It’s Monday morning and I glance at my to-do list: bank, grocery, pick up film and dry cleaning, get kids’ hair cut, buy disposable latex gloves and face masks. We just heard that mail from DC to the Virginia suburbs passes through a post office in the District where anthrax spores were found.
I’m the one who picks up our mail, opens and sorts it, and now I need to don protective gear for the task. Is this for real? On one hand it seems a bit extreme, like ordering gas masks, but at the same time I want to do everything I can to protect our family from bio-terrorism or whatever else is lurking out there.
For parents and children, the world today is not the same one we were dealing with before Sept. 11. We try to strike a balance between being prepared for any catastrophe, while at the same time reassuring our children that they are safe. But do we feel safe? Probably not, since the scope of catastrophes likely to occur has broadened considerably.
As parents struggle to handle our own feelings about the recent tragedies and continuing threats, we have to find ways to help calm our children’s fears and also teach them a new kind of vigilance that wasn’t necessary before.
In the first few weeks after the attacks, our non-TV-watching family was tuned in practically 24 hours a day. I felt that our children, all teenagers, were old enough to view the disturbing images and hear the heartbreaking stories, but most experts advise parents with younger children to shield them from any TV news about terrorism. We finally succumbed to sensory overload and now the children rarely watch the news, but they do read a daily newspaper.
As frightening as some of this news is, there is no point in trying to keep information from your kids as they will eventually hear the truth.

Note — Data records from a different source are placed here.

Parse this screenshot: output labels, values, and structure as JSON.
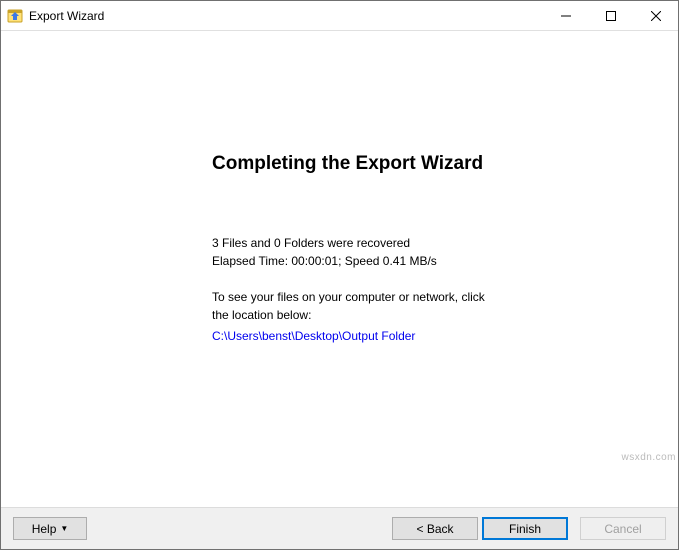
{
  "window": {
    "title": "Export Wizard"
  },
  "content": {
    "heading": "Completing the Export Wizard",
    "summary_line1": "3 Files and 0 Folders were recovered",
    "summary_line2": "Elapsed Time: 00:00:01; Speed 0.41 MB/s",
    "instruction": "To see your files on your computer or network, click the location below:",
    "output_path": "C:\\Users\\benst\\Desktop\\Output Folder"
  },
  "buttons": {
    "help": "Help",
    "back": "< Back",
    "finish": "Finish",
    "cancel": "Cancel"
  },
  "watermark": "wsxdn.com"
}
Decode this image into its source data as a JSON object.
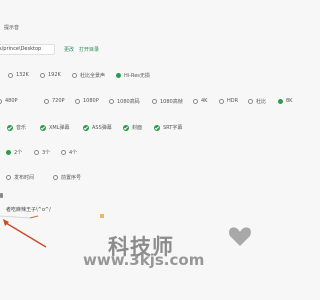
{
  "notify": {
    "label": "提示音"
  },
  "path": {
    "value": "s/prince\\Desktop",
    "change_label": "更改",
    "open_label": "打开目录"
  },
  "audio": {
    "options": [
      {
        "label": "132K",
        "checked": false
      },
      {
        "label": "192K",
        "checked": false
      },
      {
        "label": "杜比全景声",
        "checked": false
      },
      {
        "label": "Hi-Res无损",
        "checked": true
      }
    ]
  },
  "video": {
    "options": [
      {
        "label": "480P",
        "checked": false
      },
      {
        "label": "720P",
        "checked": false
      },
      {
        "label": "1080P",
        "checked": false
      },
      {
        "label": "1080高码",
        "checked": false
      },
      {
        "label": "1080高帧",
        "checked": false
      },
      {
        "label": "4K",
        "checked": false
      },
      {
        "label": "HDR",
        "checked": false
      },
      {
        "label": "杜比",
        "checked": false
      },
      {
        "label": "8K",
        "checked": true
      }
    ]
  },
  "content": {
    "options": [
      {
        "label": "音乐",
        "checked": true
      },
      {
        "label": "XML弹幕",
        "checked": true
      },
      {
        "label": "ASS弹幕",
        "checked": true
      },
      {
        "label": "封面",
        "checked": true
      },
      {
        "label": "SRT字幕",
        "checked": true
      }
    ]
  },
  "threads": {
    "options": [
      {
        "label": "2个",
        "checked": true
      },
      {
        "label": "3个",
        "checked": false
      },
      {
        "label": "4个",
        "checked": false
      }
    ]
  },
  "naming": {
    "options": [
      {
        "label": "发布时间",
        "checked": false
      },
      {
        "label": "前置序号",
        "checked": false
      }
    ]
  },
  "comment": {
    "text": "者吃麻辣王子\\^o^/"
  },
  "watermark": {
    "text": "科技师",
    "url": "www.3kjs.com"
  },
  "colors": {
    "accent": "#2e9a4e",
    "link": "#2e8b57"
  }
}
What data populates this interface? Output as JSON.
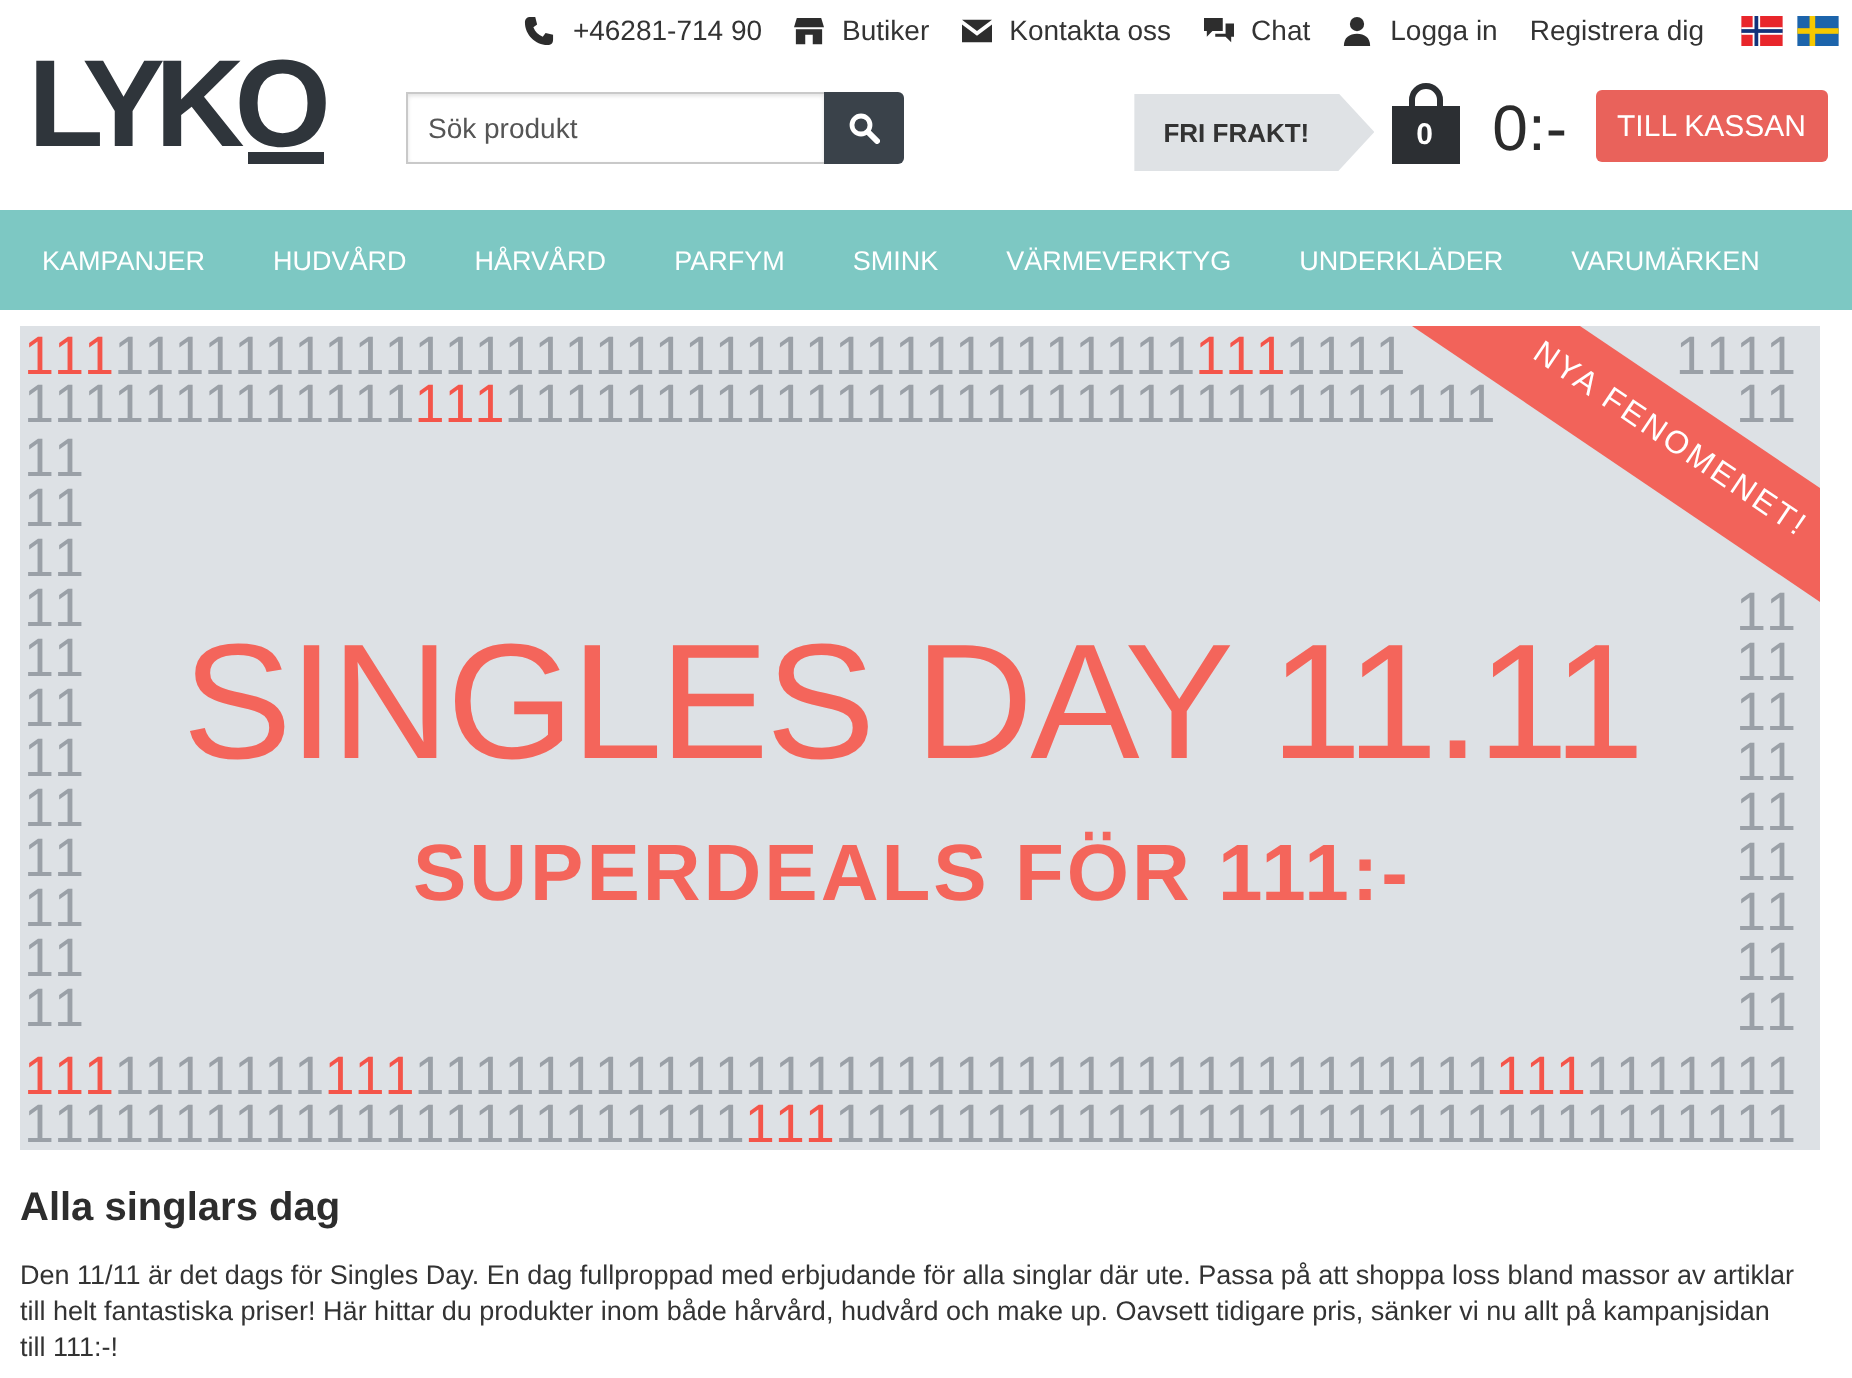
{
  "header": {
    "logo": "LYKO",
    "top_links": [
      {
        "kind": "phone",
        "label": "+46281-714 90"
      },
      {
        "kind": "store",
        "label": "Butiker"
      },
      {
        "kind": "mail",
        "label": "Kontakta oss"
      },
      {
        "kind": "chat",
        "label": "Chat"
      },
      {
        "kind": "user",
        "label": "Logga in"
      },
      {
        "kind": "plain",
        "label": "Registrera dig"
      }
    ],
    "search": {
      "placeholder": "Sök produkt"
    },
    "shipping_tag": "FRI FRAKT!",
    "cart": {
      "count": "0",
      "total": "0:-"
    },
    "checkout_button": "TILL KASSAN"
  },
  "nav": [
    "KAMPANJER",
    "HUDVÅRD",
    "HÅRVÅRD",
    "PARFYM",
    "SMINK",
    "VÄRMEVERKTYG",
    "UNDERKLÄDER",
    "VARUMÄRKEN"
  ],
  "banner": {
    "ribbon": "NYA FENOMENET!",
    "title": "SINGLES DAY 11.11",
    "subtitle": "SUPERDEALS FÖR 111:-",
    "pattern": {
      "top_rows": [
        {
          "left": [
            {
              "text": "111",
              "highlight": true
            },
            {
              "text": "111111111111111111111111111111111111",
              "highlight": false
            },
            {
              "text": "111",
              "highlight": true
            },
            {
              "text": "1111",
              "highlight": false
            }
          ],
          "right": [
            {
              "text": "1111",
              "highlight": false
            }
          ]
        },
        {
          "left": [
            {
              "text": "1111111111111",
              "highlight": false
            },
            {
              "text": "111",
              "highlight": true
            },
            {
              "text": "111111111111111111111111111111111",
              "highlight": false
            }
          ],
          "right": [
            {
              "text": "11",
              "highlight": false
            }
          ]
        }
      ],
      "left_column": [
        "11",
        "11",
        "11",
        "11",
        "11",
        "11",
        "11",
        "11",
        "11",
        "11",
        "11",
        "11"
      ],
      "right_column": [
        "11",
        "11",
        "11",
        "11",
        "11",
        "11",
        "11",
        "11",
        "11"
      ],
      "bottom_rows": [
        {
          "left": [
            {
              "text": "111",
              "highlight": true
            },
            {
              "text": "1111111",
              "highlight": false
            },
            {
              "text": "111",
              "highlight": true
            },
            {
              "text": "111111111111111111111111111111111111",
              "highlight": false
            },
            {
              "text": "111",
              "highlight": true
            },
            {
              "text": "11111",
              "highlight": false
            }
          ],
          "right": [
            {
              "text": "11",
              "highlight": false
            }
          ]
        },
        {
          "left": [
            {
              "text": "111111111111111111111111",
              "highlight": false
            },
            {
              "text": "111",
              "highlight": true
            },
            {
              "text": "11111111111111111111111111111111",
              "highlight": false
            }
          ]
        }
      ]
    }
  },
  "article": {
    "heading": "Alla singlars dag",
    "body": "Den 11/11 är det dags för Singles Day. En dag fullproppad med erbjudande för alla singlar där ute. Passa på att shoppa loss bland massor av artiklar till helt fantastiska priser! Här hittar du produkter inom både hårvård, hudvård och make up. Oavsett tidigare pris, sänker vi nu allt på kampanjsidan till 111:-!"
  }
}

I usually ask our children to read aloud some of the headlines as I’m preparing breakfast; that way we all have a few minutes to discuss any recent developments that might impact our lives.
Many families sat down after Sept. 11 and reviewed or created emergency procedures for every member of the family. It was actually helpful for our children to participate in these discussions; they had some good ideas and felt more secure once they knew what plans we had in place. We also discussed what supplies to have on hand at all times, at home and in the car. This was a routine part of our life while living in earthquake-prone Japan, but somehow planning to escape a terrorist attack is much more unsettling.
Experts urge parents to be available to their children and encourage them to ask questions. Even if your child is too young to articulate his fears, he can express feelings and gain reassurance from drawing pictures, reading books or role-playing with puppets and stuffed animals. The American Library Association has posted a resource list of books that may be helpful for all ages.
Visit www.ala.org for suggestions such as One April Morning: Children Remember the Oklahoma City Bombing by Nancy Lamb, or What on Earth Do You Do When Someone Dies? by Trevor Romain and Elizabeth Verdick. Insightful books for parents include The Right Book, The Right Time…Helping Children Cope by Martha C. Grindler, and Parenting through Crisis, Helping Kids in Times of Loss, Grief, and Change by Barbara Coloroso. Numerous websites also offer advice for anxious children; try www.aap.org, or www.nasonline.org.